Exercise: Each line that holds the string "Nacional" counts once. Say how many such lines the entries have, giving the number only.

Entries from a dataset of interfaces:
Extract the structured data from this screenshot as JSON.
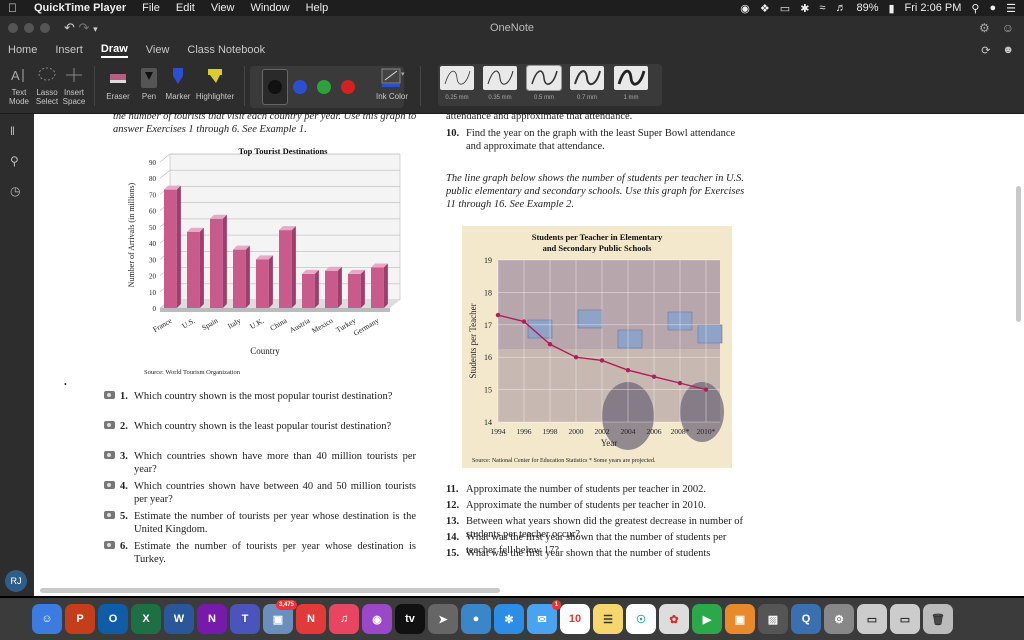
{
  "menubar": {
    "app": "QuickTime Player",
    "items": [
      "File",
      "Edit",
      "View",
      "Window",
      "Help"
    ],
    "battery": "89%",
    "clock": "Fri 2:06 PM"
  },
  "window": {
    "title": "OneNote"
  },
  "ribbon": {
    "tabs": [
      "Home",
      "Insert",
      "Draw",
      "View",
      "Class Notebook"
    ],
    "active_tab": "Draw",
    "tools": {
      "text_mode": "Text Mode",
      "lasso_select": "Lasso Select",
      "insert_space": "Insert Space",
      "eraser": "Eraser",
      "pen": "Pen",
      "marker": "Marker",
      "highlighter": "Highlighter",
      "ink_color": "Ink Color"
    },
    "pen_colors": [
      "#111111",
      "#2b4fd1",
      "#2fa13b",
      "#d32222"
    ],
    "stroke_widths": [
      "0.25 mm",
      "0.35 mm",
      "0.5 mm",
      "0.7 mm",
      "1 mm"
    ],
    "selected_width": "0.5 mm"
  },
  "sidebar": {
    "avatar": "RJ"
  },
  "page": {
    "left_intro": "the number of tourists that visit each country per year. Use this graph to answer Exercises 1 through 6. See Example 1.",
    "left_exercises": [
      {
        "num": "1.",
        "text": "Which country shown is the most popular tourist destination?"
      },
      {
        "num": "2.",
        "text": "Which country shown is the least popular tourist destination?"
      },
      {
        "num": "3.",
        "text": "Which countries shown have more than 40 million tourists per year?"
      },
      {
        "num": "4.",
        "text": "Which countries shown have between 40 and 50 million tourists per year?"
      },
      {
        "num": "5.",
        "text": "Estimate the number of tourists per year whose destination is the United Kingdom."
      },
      {
        "num": "6.",
        "text": "Estimate the number of tourists per year whose destination is Turkey."
      }
    ],
    "right_top_cut": "attendance and approximate that attendance.",
    "ex10": {
      "num": "10.",
      "text": "Find the year on the graph with the least Super Bowl attendance and approximate that attendance."
    },
    "right_intro": "The line graph below shows the number of students per teacher in U.S. public elementary and secondary schools. Use this graph for Exercises 11 through 16. See Example 2.",
    "right_exercises": [
      {
        "num": "11.",
        "text": "Approximate the number of students per teacher in 2002."
      },
      {
        "num": "12.",
        "text": "Approximate the number of students per teacher in 2010."
      },
      {
        "num": "13.",
        "text": "Between what years shown did the greatest decrease in number of students per teacher occur?"
      },
      {
        "num": "14.",
        "text": "What was the first year shown that the number of students per teacher fell below 17?"
      },
      {
        "num": "15.",
        "text": "What was the first year shown that the number of students"
      }
    ]
  },
  "chart_data": [
    {
      "type": "bar",
      "title": "Top Tourist Destinations",
      "xlabel": "Country",
      "ylabel": "Number of Arrivals (in millions)",
      "categories": [
        "France",
        "U.S.",
        "Spain",
        "Italy",
        "U.K.",
        "China",
        "Austria",
        "Mexico",
        "Turkey",
        "Germany"
      ],
      "values": [
        73,
        47,
        55,
        36,
        30,
        48,
        21,
        23,
        21,
        25
      ],
      "ylim": [
        0,
        90
      ],
      "yticks": [
        0,
        10,
        20,
        30,
        40,
        50,
        60,
        70,
        80,
        90
      ],
      "source": "Source: World Tourism Organization",
      "color": "#c85a8c"
    },
    {
      "type": "line",
      "title": "Students per Teacher in Elementary and Secondary Public Schools",
      "xlabel": "Year",
      "ylabel": "Students per Teacher",
      "x": [
        "1994",
        "1996",
        "1998",
        "2000",
        "2002",
        "2004",
        "2006",
        "2008*",
        "2010*"
      ],
      "values": [
        17.3,
        17.1,
        16.4,
        16.0,
        15.9,
        15.6,
        15.4,
        15.2,
        15.0
      ],
      "ylim": [
        14,
        19
      ],
      "yticks": [
        14,
        15,
        16,
        17,
        18,
        19
      ],
      "source": "Source: National Center for Education Statistics   * Some years are projected.",
      "color": "#b01e5a"
    }
  ]
}
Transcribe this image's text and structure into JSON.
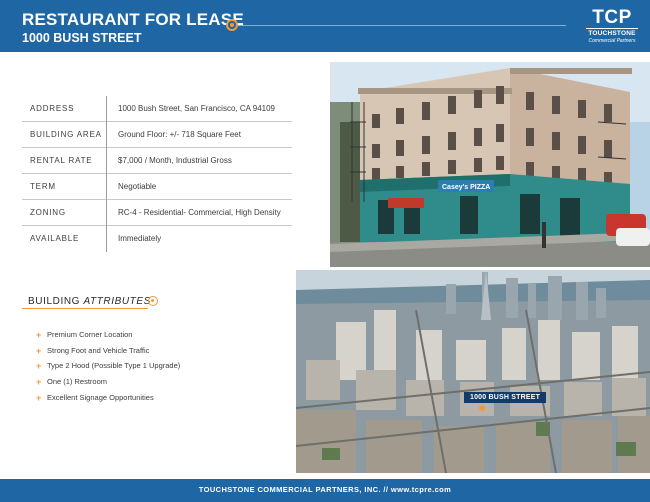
{
  "header": {
    "title": "RESTAURANT FOR LEASE",
    "subtitle": "1000 BUSH STREET"
  },
  "logo": {
    "initials": "TCP",
    "name": "TOUCHSTONE",
    "tagline": "Commercial Partners"
  },
  "property": [
    {
      "label": "ADDRESS",
      "value": "1000 Bush Street, San Francisco, CA  94109"
    },
    {
      "label": "BUILDING AREA",
      "value": "Ground Floor:  +/- 718 Square Feet"
    },
    {
      "label": "RENTAL RATE",
      "value": "$7,000 / Month, Industrial Gross"
    },
    {
      "label": "TERM",
      "value": "Negotiable"
    },
    {
      "label": "ZONING",
      "value": "RC-4 - Residential- Commercial, High Density"
    },
    {
      "label": "AVAILABLE",
      "value": "Immediately"
    }
  ],
  "attributes": {
    "heading_plain": "BUILDING",
    "heading_italic": "ATTRIBUTES",
    "items": [
      "Premium Corner Location",
      "Strong Foot and Vehicle Traffic",
      "Type 2 Hood (Possible Type 1 Upgrade)",
      "One (1) Restroom",
      "Excellent Signage Opportunities"
    ]
  },
  "photo": {
    "aerial_label": "1000 BUSH STREET",
    "storefront_sign": "Casey's PIZZA"
  },
  "footer": {
    "text": "TOUCHSTONE COMMERCIAL PARTNERS, INC.  //  www.tcpre.com"
  },
  "colors": {
    "brand_blue": "#1f66a5",
    "accent_orange": "#f29a3a"
  }
}
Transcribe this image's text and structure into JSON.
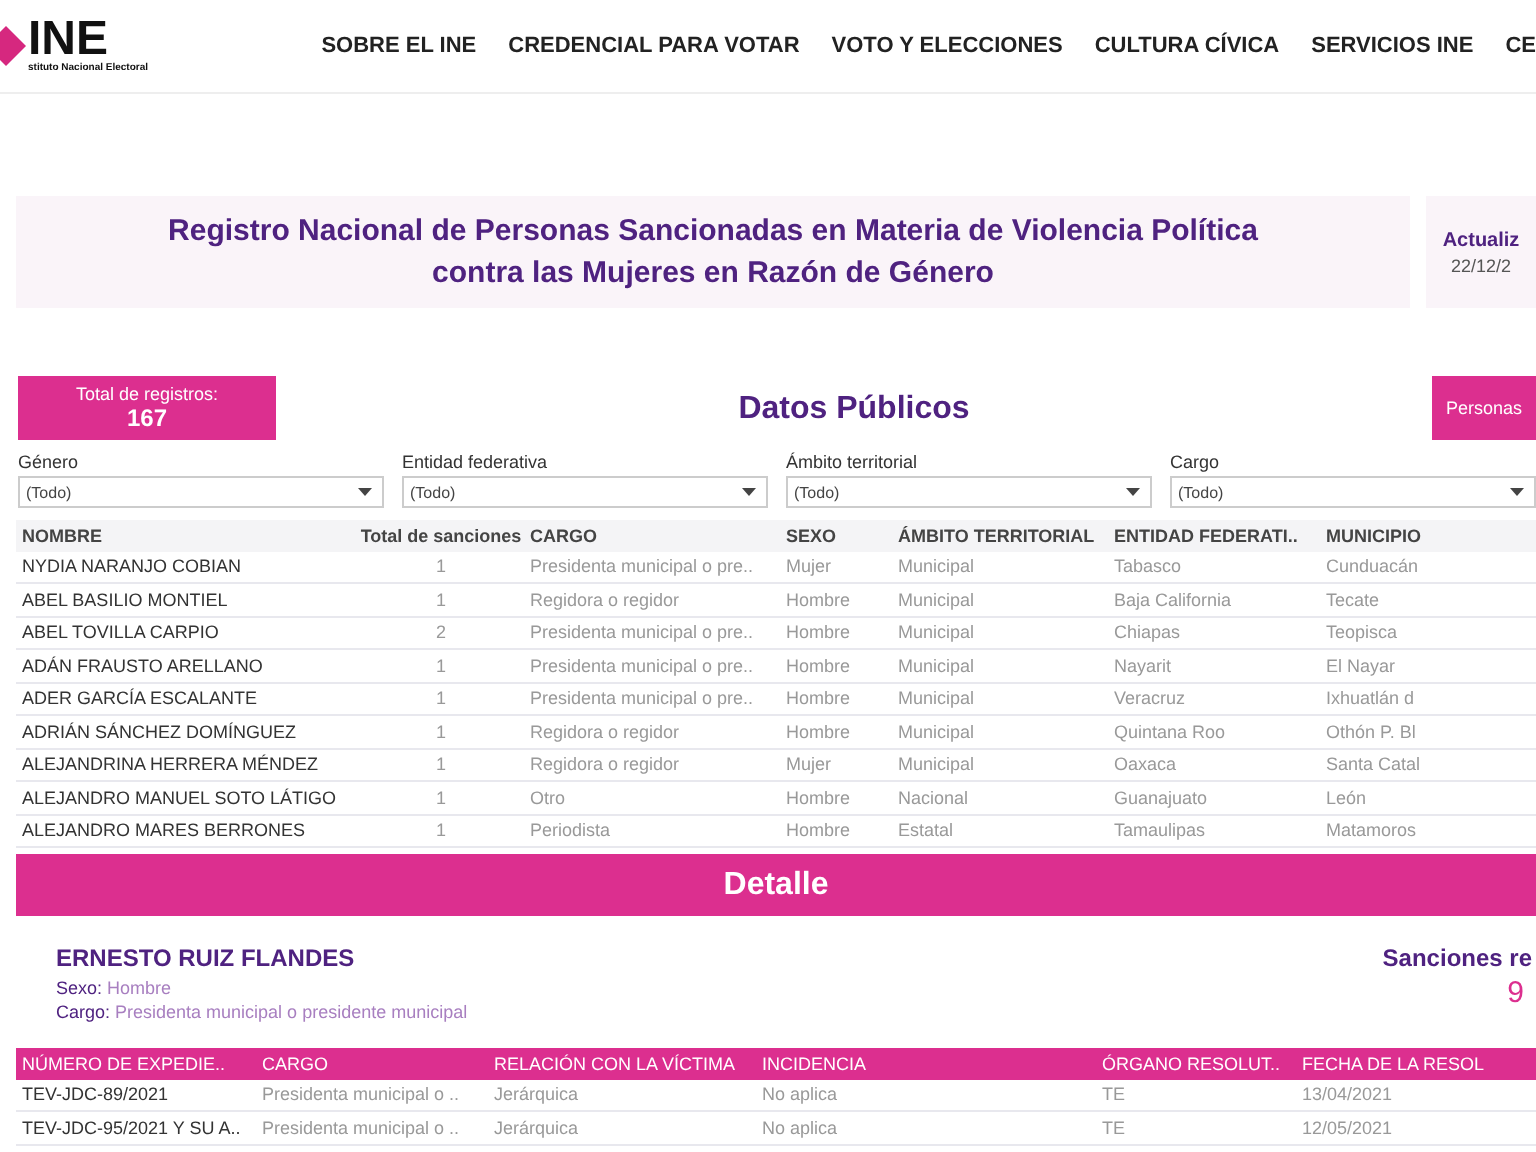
{
  "header": {
    "logo": {
      "name": "INE",
      "subtitle": "stituto Nacional Electoral"
    },
    "nav": [
      "SOBRE EL INE",
      "CREDENCIAL PARA VOTAR",
      "VOTO Y ELECCIONES",
      "CULTURA CÍVICA",
      "SERVICIOS INE",
      "CE"
    ]
  },
  "title_band": {
    "title": "Registro Nacional de Personas Sancionadas en Materia de Violencia Política contra las Mujeres en Razón de Género",
    "update_label": "Actualiz",
    "update_date": "22/12/2"
  },
  "total": {
    "label": "Total de registros:",
    "value": "167"
  },
  "section_title": "Datos Públicos",
  "personas_label": "Personas",
  "filters": [
    {
      "label": "Género",
      "value": "(Todo)"
    },
    {
      "label": "Entidad federativa",
      "value": "(Todo)"
    },
    {
      "label": "Ámbito territorial",
      "value": "(Todo)"
    },
    {
      "label": "Cargo",
      "value": "(Todo)"
    }
  ],
  "table": {
    "columns": [
      "NOMBRE",
      "Total de sanciones",
      "CARGO",
      "SEXO",
      "ÁMBITO TERRITORIAL",
      "ENTIDAD FEDERATI..",
      "MUNICIPIO"
    ],
    "rows": [
      [
        "NYDIA NARANJO COBIAN",
        "1",
        "Presidenta municipal o pre..",
        "Mujer",
        "Municipal",
        "Tabasco",
        "Cunduacán"
      ],
      [
        "ABEL BASILIO MONTIEL",
        "1",
        "Regidora o regidor",
        "Hombre",
        "Municipal",
        "Baja California",
        "Tecate"
      ],
      [
        "ABEL TOVILLA CARPIO",
        "2",
        "Presidenta municipal o pre..",
        "Hombre",
        "Municipal",
        "Chiapas",
        "Teopisca"
      ],
      [
        "ADÁN FRAUSTO ARELLANO",
        "1",
        "Presidenta municipal o pre..",
        "Hombre",
        "Municipal",
        "Nayarit",
        "El Nayar"
      ],
      [
        "ADER GARCÍA ESCALANTE",
        "1",
        "Presidenta municipal o pre..",
        "Hombre",
        "Municipal",
        "Veracruz",
        "Ixhuatlán d"
      ],
      [
        "ADRIÁN SÁNCHEZ DOMÍNGUEZ",
        "1",
        "Regidora o regidor",
        "Hombre",
        "Municipal",
        "Quintana Roo",
        "Othón P. Bl"
      ],
      [
        "ALEJANDRINA HERRERA MÉNDEZ",
        "1",
        "Regidora o regidor",
        "Mujer",
        "Municipal",
        "Oaxaca",
        "Santa Catal"
      ],
      [
        "ALEJANDRO MANUEL SOTO LÁTIGO",
        "1",
        "Otro",
        "Hombre",
        "Nacional",
        "Guanajuato",
        "León"
      ],
      [
        "ALEJANDRO MARES BERRONES",
        "1",
        "Periodista",
        "Hombre",
        "Estatal",
        "Tamaulipas",
        "Matamoros"
      ]
    ]
  },
  "detail": {
    "title": "Detalle",
    "name": "ERNESTO RUIZ FLANDES",
    "fields": [
      {
        "label": "Sexo:",
        "value": "Hombre"
      },
      {
        "label": "Cargo:",
        "value": "Presidenta municipal o presidente municipal"
      }
    ],
    "sanctions_label": "Sanciones re",
    "sanctions_value": "9",
    "table": {
      "columns": [
        "NÚMERO DE EXPEDIE..",
        "CARGO",
        "RELACIÓN CON LA VÍCTIMA",
        "INCIDENCIA",
        "ÓRGANO RESOLUT..",
        "FECHA DE LA RESOL"
      ],
      "rows": [
        [
          "TEV-JDC-89/2021",
          "Presidenta municipal o ..",
          "Jerárquica",
          "No aplica",
          "TE",
          "13/04/2021"
        ],
        [
          "TEV-JDC-95/2021 Y SU A..",
          "Presidenta municipal o ..",
          "Jerárquica",
          "No aplica",
          "TE",
          "12/05/2021"
        ]
      ]
    }
  }
}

Output of the task: 3